Interface dataset entries:
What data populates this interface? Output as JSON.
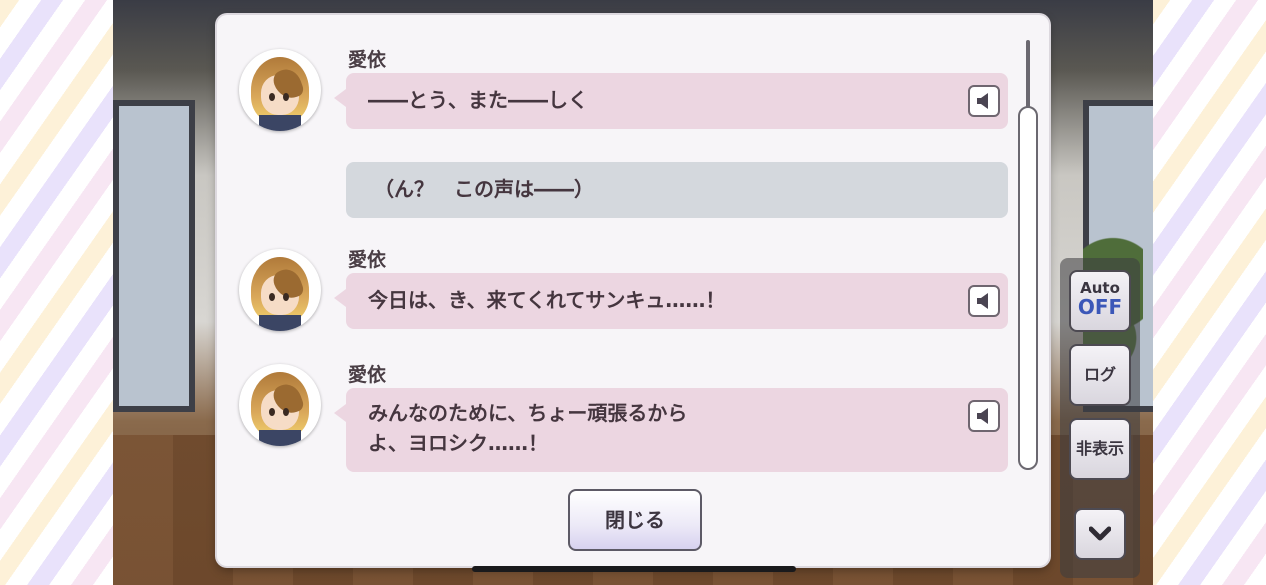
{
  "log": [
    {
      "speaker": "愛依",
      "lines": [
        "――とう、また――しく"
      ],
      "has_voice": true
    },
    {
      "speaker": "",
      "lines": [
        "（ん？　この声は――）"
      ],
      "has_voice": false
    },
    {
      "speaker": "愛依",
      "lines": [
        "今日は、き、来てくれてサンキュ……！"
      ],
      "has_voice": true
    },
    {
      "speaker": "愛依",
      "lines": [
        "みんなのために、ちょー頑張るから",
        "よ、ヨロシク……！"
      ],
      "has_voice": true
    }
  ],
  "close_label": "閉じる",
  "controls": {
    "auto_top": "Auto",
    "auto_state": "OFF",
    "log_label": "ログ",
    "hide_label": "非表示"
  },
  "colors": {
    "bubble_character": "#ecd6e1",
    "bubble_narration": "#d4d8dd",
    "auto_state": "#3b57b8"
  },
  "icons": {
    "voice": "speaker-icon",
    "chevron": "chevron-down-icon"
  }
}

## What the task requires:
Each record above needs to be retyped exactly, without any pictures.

## Exercise output:
What data populates this interface? Output as JSON.
{
  "log": [
    {
      "speaker": "愛依",
      "lines": [
        "――とう、また――しく"
      ],
      "has_voice": true
    },
    {
      "speaker": "",
      "lines": [
        "（ん？　この声は――）"
      ],
      "has_voice": false
    },
    {
      "speaker": "愛依",
      "lines": [
        "今日は、き、来てくれてサンキュ……！"
      ],
      "has_voice": true
    },
    {
      "speaker": "愛依",
      "lines": [
        "みんなのために、ちょー頑張るから",
        "よ、ヨロシク……！"
      ],
      "has_voice": true
    }
  ],
  "close_label": "閉じる",
  "controls": {
    "auto_top": "Auto",
    "auto_state": "OFF",
    "log_label": "ログ",
    "hide_label": "非表示"
  },
  "colors": {
    "bubble_character": "#ecd6e1",
    "bubble_narration": "#d4d8dd",
    "auto_state": "#3b57b8"
  },
  "icons": {
    "voice": "speaker-icon",
    "chevron": "chevron-down-icon"
  }
}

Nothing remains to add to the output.